• DIRECTIONS FOR THIS TASK: For each line of the data below that holds "Apps", copy the line.

EXTRACTED INFORMATION section start

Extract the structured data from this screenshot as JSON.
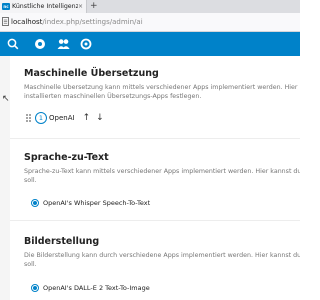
{
  "browser": {
    "tab_title": "Künstliche Intelligenz - N",
    "favicon_text": "nc",
    "close_glyph": "×",
    "new_tab_glyph": "+",
    "url_host": "localhost",
    "url_path": "/index.php/settings/admin/ai"
  },
  "header": {
    "brand_color": "#0082c9",
    "icons": [
      "search-icon",
      "photos-icon",
      "users-icon",
      "circles-icon"
    ]
  },
  "sections": {
    "translation": {
      "title": "Maschinelle Übersetzung",
      "description_line1": "Maschinelle Übersetzung kann mittels verschiedener Apps implementiert werden. Hier kannst du die",
      "description_line2": "installierten maschinellen Übersetzungs-Apps festlegen.",
      "providers": [
        {
          "order": "1",
          "label": "OpenAI"
        }
      ],
      "move_up_glyph": "↑",
      "move_down_glyph": "↓"
    },
    "speech_to_text": {
      "title": "Sprache-zu-Text",
      "description_line1": "Sprache-zu-Text kann mittels verschiedener Apps implementiert werden. Hier kannst du einstellen, w",
      "description_line2": "soll.",
      "selected_provider": "OpenAI's Whisper Speech-To-Text"
    },
    "image_generation": {
      "title": "Bilderstellung",
      "description_line1": "Die Bilderstellung kann durch verschiedene Apps implementiert werden. Hier kannst du einstellen, w",
      "description_line2": "soll.",
      "selected_provider": "OpenAI's DALL-E 2 Text-To-Image"
    }
  }
}
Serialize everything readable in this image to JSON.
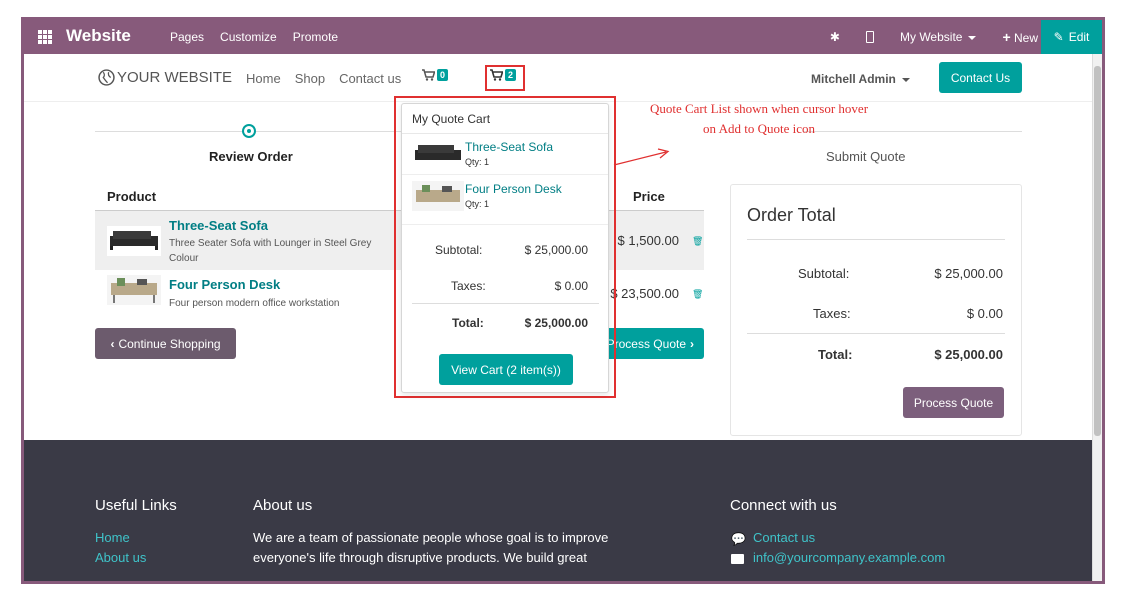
{
  "adminbar": {
    "brand": "Website",
    "menu": [
      "Pages",
      "Customize",
      "Promote"
    ],
    "my_website": "My Website",
    "new_label": "New",
    "edit_label": "Edit"
  },
  "header": {
    "logo": "YOUR WEBSITE",
    "nav": [
      "Home",
      "Shop",
      "Contact us"
    ],
    "cart_count": "0",
    "quote_cart_count": "2",
    "user": "Mitchell Admin",
    "contact_btn": "Contact Us"
  },
  "steps": {
    "review": "Review Order",
    "submit": "Submit Quote"
  },
  "table": {
    "headers": {
      "product": "Product",
      "price": "Price"
    },
    "rows": [
      {
        "name": "Three-Seat Sofa",
        "desc": "Three Seater Sofa with Lounger in Steel Grey Colour",
        "price": "$ 1,500.00"
      },
      {
        "name": "Four Person Desk",
        "desc": "Four person modern office workstation",
        "price": "$ 23,500.00"
      }
    ]
  },
  "buttons": {
    "continue": "Continue Shopping",
    "process_left": "Process Quote"
  },
  "order_total": {
    "title": "Order Total",
    "subtotal_label": "Subtotal:",
    "subtotal": "$ 25,000.00",
    "taxes_label": "Taxes:",
    "taxes": "$ 0.00",
    "total_label": "Total:",
    "total": "$ 25,000.00",
    "process": "Process Quote"
  },
  "popover": {
    "title": "My Quote Cart",
    "items": [
      {
        "name": "Three-Seat Sofa",
        "qty": "Qty: 1"
      },
      {
        "name": "Four Person Desk",
        "qty": "Qty: 1"
      }
    ],
    "subtotal_label": "Subtotal:",
    "subtotal": "$ 25,000.00",
    "taxes_label": "Taxes:",
    "taxes": "$ 0.00",
    "total_label": "Total:",
    "total": "$ 25,000.00",
    "view_cart": "View Cart (2 item(s))"
  },
  "annotation": "Quote Cart List shown when cursor hover on Add to Quote icon",
  "footer": {
    "useful_links": "Useful Links",
    "links": [
      "Home",
      "About us"
    ],
    "about_title": "About us",
    "about_text": "We are a team of passionate people whose goal is to improve everyone's life through disruptive products. We build great",
    "connect_title": "Connect with us",
    "contact_link": "Contact us",
    "email": "info@yourcompany.example.com"
  },
  "colors": {
    "brand": "#875a7b",
    "accent": "#00a09d",
    "footer_bg": "#3a3a46",
    "annotation": "#e03030"
  }
}
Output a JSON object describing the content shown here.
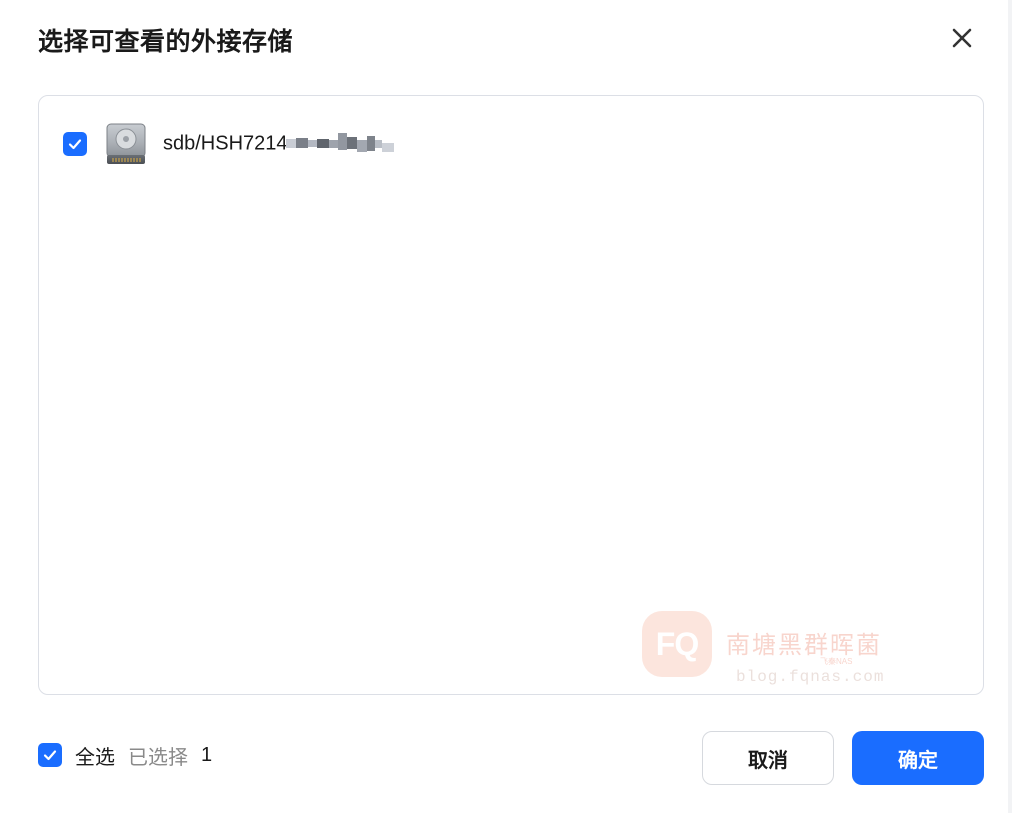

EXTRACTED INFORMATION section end

• EXERCISE SOLUTION:
      "description_line1": "Maschinelle Übersetzung kann mittels verschiedener Apps implementiert werden. Hier kannst du die",
      "description_line2": "installierten maschinellen Übersetzungs-Apps festlegen.",
      "description_line1": "Sprache-zu-Text kann mittels verschiedener Apps implementiert werden. Hier kannst du einstellen, w",
      "description_line1": "Die Bilderstellung kann durch verschiedene Apps implementiert werden. Hier kannst du einstellen, w",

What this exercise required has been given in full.